Stored data =>
::::

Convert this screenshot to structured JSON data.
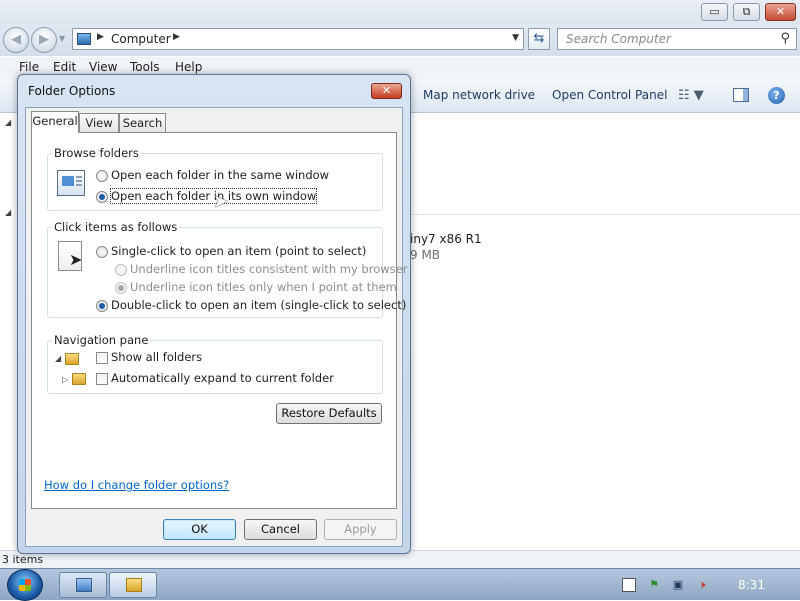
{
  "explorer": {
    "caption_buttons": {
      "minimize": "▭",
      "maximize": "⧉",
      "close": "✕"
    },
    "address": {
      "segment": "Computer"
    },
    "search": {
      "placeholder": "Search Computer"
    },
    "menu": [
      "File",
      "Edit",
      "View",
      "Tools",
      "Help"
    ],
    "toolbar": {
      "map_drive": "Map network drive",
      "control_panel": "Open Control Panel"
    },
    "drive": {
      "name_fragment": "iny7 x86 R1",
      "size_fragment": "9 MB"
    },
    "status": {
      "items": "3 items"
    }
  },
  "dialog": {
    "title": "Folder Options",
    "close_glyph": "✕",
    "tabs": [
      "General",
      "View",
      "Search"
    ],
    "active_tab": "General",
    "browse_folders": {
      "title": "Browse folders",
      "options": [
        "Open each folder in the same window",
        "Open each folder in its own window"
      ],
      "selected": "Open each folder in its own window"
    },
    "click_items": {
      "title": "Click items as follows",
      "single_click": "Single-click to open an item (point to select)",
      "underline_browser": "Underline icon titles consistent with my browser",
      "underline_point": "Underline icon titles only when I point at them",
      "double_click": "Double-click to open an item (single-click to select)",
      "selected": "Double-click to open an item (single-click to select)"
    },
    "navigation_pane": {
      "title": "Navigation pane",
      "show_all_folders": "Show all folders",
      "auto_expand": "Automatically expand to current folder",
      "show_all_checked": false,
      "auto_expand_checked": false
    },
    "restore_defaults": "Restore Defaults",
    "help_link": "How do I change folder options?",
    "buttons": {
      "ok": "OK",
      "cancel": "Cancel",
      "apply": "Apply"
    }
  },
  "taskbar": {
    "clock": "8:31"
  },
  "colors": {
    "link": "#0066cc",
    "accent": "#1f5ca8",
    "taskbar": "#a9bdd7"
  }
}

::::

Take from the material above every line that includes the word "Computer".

Written solution =>
      "segment": "Computer"
      "placeholder": "Search Computer"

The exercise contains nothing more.